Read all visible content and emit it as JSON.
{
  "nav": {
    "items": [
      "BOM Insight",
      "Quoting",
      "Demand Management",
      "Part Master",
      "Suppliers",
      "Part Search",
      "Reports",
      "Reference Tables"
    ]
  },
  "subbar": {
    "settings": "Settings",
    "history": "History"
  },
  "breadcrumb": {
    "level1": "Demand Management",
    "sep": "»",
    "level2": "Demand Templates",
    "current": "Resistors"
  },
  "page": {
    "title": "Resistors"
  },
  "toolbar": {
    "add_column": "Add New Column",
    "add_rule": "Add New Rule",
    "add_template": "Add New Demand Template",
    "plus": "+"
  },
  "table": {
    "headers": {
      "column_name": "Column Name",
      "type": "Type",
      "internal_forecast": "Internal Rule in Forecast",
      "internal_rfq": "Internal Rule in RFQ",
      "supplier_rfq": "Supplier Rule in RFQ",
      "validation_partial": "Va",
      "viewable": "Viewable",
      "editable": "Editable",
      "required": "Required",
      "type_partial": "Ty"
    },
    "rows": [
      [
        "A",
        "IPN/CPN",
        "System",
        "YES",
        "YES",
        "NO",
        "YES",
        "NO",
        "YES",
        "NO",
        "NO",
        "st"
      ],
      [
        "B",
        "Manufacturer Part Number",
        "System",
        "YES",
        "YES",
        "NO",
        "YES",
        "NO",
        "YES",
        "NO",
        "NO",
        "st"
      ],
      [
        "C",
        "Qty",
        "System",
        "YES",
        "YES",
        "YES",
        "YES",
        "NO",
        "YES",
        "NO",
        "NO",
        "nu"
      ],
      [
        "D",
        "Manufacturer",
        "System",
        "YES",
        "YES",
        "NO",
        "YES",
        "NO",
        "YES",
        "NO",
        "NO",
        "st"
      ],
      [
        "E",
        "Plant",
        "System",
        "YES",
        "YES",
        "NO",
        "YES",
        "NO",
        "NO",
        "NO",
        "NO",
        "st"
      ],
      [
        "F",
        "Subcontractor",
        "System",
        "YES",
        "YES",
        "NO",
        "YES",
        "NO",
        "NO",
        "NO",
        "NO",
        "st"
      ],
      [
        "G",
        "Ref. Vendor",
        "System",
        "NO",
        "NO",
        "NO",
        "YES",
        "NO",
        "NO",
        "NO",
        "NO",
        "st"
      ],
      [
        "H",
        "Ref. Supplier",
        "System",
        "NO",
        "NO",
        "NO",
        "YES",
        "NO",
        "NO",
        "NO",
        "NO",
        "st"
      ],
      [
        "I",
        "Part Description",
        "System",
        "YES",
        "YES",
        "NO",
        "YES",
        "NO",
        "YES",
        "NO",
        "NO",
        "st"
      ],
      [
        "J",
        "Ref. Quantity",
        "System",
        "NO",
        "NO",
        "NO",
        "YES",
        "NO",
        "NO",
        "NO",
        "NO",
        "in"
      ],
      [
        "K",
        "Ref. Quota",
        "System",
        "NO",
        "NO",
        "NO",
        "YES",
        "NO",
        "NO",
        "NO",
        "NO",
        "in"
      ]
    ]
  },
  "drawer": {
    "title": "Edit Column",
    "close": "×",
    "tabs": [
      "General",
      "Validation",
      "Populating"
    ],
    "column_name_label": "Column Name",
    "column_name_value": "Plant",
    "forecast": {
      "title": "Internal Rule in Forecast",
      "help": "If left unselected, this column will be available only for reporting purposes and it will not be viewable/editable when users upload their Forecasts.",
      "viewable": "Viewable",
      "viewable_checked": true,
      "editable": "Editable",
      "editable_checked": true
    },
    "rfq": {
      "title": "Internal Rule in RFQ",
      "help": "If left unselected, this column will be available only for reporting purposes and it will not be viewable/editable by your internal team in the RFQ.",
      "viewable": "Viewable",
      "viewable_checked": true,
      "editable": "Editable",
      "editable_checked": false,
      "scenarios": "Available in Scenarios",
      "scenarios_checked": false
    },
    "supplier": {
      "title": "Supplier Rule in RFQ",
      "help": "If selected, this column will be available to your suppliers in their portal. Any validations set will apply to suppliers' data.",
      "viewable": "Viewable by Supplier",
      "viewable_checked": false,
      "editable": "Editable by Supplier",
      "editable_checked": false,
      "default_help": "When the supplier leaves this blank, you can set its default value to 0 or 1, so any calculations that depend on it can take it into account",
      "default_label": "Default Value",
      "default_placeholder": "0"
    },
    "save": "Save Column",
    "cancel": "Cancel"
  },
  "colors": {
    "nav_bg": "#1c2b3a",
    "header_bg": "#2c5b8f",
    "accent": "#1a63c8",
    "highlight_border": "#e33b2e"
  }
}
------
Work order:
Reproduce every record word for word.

Result below:
Read all visible content and emit it as JSON.
{
  "nav": {
    "items": [
      "BOM Insight",
      "Quoting",
      "Demand Management",
      "Part Master",
      "Suppliers",
      "Part Search",
      "Reports",
      "Reference Tables"
    ]
  },
  "subbar": {
    "settings": "Settings",
    "history": "History"
  },
  "breadcrumb": {
    "level1": "Demand Management",
    "sep": "»",
    "level2": "Demand Templates",
    "current": "Resistors"
  },
  "page": {
    "title": "Resistors"
  },
  "toolbar": {
    "add_column": "Add New Column",
    "add_rule": "Add New Rule",
    "add_template": "Add New Demand Template",
    "plus": "+"
  },
  "table": {
    "headers": {
      "column_name": "Column Name",
      "type": "Type",
      "internal_forecast": "Internal Rule in Forecast",
      "internal_rfq": "Internal Rule in RFQ",
      "supplier_rfq": "Supplier Rule in RFQ",
      "validation_partial": "Va",
      "viewable": "Viewable",
      "editable": "Editable",
      "required": "Required",
      "type_partial": "Ty"
    },
    "rows": [
      [
        "A",
        "IPN/CPN",
        "System",
        "YES",
        "YES",
        "NO",
        "YES",
        "NO",
        "YES",
        "NO",
        "NO",
        "st"
      ],
      [
        "B",
        "Manufacturer Part Number",
        "System",
        "YES",
        "YES",
        "NO",
        "YES",
        "NO",
        "YES",
        "NO",
        "NO",
        "st"
      ],
      [
        "C",
        "Qty",
        "System",
        "YES",
        "YES",
        "YES",
        "YES",
        "NO",
        "YES",
        "NO",
        "NO",
        "nu"
      ],
      [
        "D",
        "Manufacturer",
        "System",
        "YES",
        "YES",
        "NO",
        "YES",
        "NO",
        "YES",
        "NO",
        "NO",
        "st"
      ],
      [
        "E",
        "Plant",
        "System",
        "YES",
        "YES",
        "NO",
        "YES",
        "NO",
        "NO",
        "NO",
        "NO",
        "st"
      ],
      [
        "F",
        "Subcontractor",
        "System",
        "YES",
        "YES",
        "NO",
        "YES",
        "NO",
        "NO",
        "NO",
        "NO",
        "st"
      ],
      [
        "G",
        "Ref. Vendor",
        "System",
        "NO",
        "NO",
        "NO",
        "YES",
        "NO",
        "NO",
        "NO",
        "NO",
        "st"
      ],
      [
        "H",
        "Ref. Supplier",
        "System",
        "NO",
        "NO",
        "NO",
        "YES",
        "NO",
        "NO",
        "NO",
        "NO",
        "st"
      ],
      [
        "I",
        "Part Description",
        "System",
        "YES",
        "YES",
        "NO",
        "YES",
        "NO",
        "YES",
        "NO",
        "NO",
        "st"
      ],
      [
        "J",
        "Ref. Quantity",
        "System",
        "NO",
        "NO",
        "NO",
        "YES",
        "NO",
        "NO",
        "NO",
        "NO",
        "in"
      ],
      [
        "K",
        "Ref. Quota",
        "System",
        "NO",
        "NO",
        "NO",
        "YES",
        "NO",
        "NO",
        "NO",
        "NO",
        "in"
      ]
    ]
  },
  "drawer": {
    "title": "Edit Column",
    "close": "×",
    "tabs": [
      "General",
      "Validation",
      "Populating"
    ],
    "column_name_label": "Column Name",
    "column_name_value": "Plant",
    "forecast": {
      "title": "Internal Rule in Forecast",
      "help": "If left unselected, this column will be available only for reporting purposes and it will not be viewable/editable when users upload their Forecasts.",
      "viewable": "Viewable",
      "viewable_checked": true,
      "editable": "Editable",
      "editable_checked": true
    },
    "rfq": {
      "title": "Internal Rule in RFQ",
      "help": "If left unselected, this column will be available only for reporting purposes and it will not be viewable/editable by your internal team in the RFQ.",
      "viewable": "Viewable",
      "viewable_checked": true,
      "editable": "Editable",
      "editable_checked": false,
      "scenarios": "Available in Scenarios",
      "scenarios_checked": false
    },
    "supplier": {
      "title": "Supplier Rule in RFQ",
      "help": "If selected, this column will be available to your suppliers in their portal. Any validations set will apply to suppliers' data.",
      "viewable": "Viewable by Supplier",
      "viewable_checked": false,
      "editable": "Editable by Supplier",
      "editable_checked": false,
      "default_help": "When the supplier leaves this blank, you can set its default value to 0 or 1, so any calculations that depend on it can take it into account",
      "default_label": "Default Value",
      "default_placeholder": "0"
    },
    "save": "Save Column",
    "cancel": "Cancel"
  },
  "colors": {
    "nav_bg": "#1c2b3a",
    "header_bg": "#2c5b8f",
    "accent": "#1a63c8",
    "highlight_border": "#e33b2e"
  }
}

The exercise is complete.